* **TASK PROMPT**
Report back every line from the entries below in which the word "icon" occurs.

* **INFORMATION GIVEN**
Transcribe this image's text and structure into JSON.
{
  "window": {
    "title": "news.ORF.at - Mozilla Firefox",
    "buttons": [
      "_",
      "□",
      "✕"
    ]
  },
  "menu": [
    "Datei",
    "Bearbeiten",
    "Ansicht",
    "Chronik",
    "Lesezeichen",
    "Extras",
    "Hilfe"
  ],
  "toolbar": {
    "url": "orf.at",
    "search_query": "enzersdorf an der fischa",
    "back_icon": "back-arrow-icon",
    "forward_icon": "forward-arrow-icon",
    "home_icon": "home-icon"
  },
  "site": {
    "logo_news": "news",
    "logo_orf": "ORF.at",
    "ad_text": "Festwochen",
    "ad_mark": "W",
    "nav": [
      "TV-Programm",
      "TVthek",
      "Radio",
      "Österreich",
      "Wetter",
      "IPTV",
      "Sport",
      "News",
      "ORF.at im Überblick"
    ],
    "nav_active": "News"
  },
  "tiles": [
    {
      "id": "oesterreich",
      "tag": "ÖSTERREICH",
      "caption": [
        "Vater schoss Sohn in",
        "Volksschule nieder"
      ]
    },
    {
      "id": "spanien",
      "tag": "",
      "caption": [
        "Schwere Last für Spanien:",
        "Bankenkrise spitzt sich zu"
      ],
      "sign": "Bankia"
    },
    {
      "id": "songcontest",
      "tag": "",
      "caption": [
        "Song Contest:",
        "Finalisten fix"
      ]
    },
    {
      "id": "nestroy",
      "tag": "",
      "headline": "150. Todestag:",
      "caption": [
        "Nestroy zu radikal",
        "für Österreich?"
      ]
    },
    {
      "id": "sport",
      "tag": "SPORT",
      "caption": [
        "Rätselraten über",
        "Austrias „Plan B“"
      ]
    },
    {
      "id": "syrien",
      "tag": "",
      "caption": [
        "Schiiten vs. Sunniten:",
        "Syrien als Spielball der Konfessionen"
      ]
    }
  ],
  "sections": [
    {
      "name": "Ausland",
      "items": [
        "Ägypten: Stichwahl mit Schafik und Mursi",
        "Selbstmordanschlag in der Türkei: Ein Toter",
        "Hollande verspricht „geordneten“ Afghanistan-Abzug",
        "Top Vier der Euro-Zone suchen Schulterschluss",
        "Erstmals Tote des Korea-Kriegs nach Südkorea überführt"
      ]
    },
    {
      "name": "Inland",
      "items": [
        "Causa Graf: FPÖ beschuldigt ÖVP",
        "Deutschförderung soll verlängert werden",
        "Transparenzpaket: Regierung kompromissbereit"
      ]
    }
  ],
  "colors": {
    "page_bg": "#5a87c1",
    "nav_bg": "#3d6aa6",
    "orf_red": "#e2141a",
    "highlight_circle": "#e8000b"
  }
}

* **EXERCISE OUTPUT**
    "back_icon": "back-arrow-icon",
    "forward_icon": "forward-arrow-icon",
    "home_icon": "home-icon"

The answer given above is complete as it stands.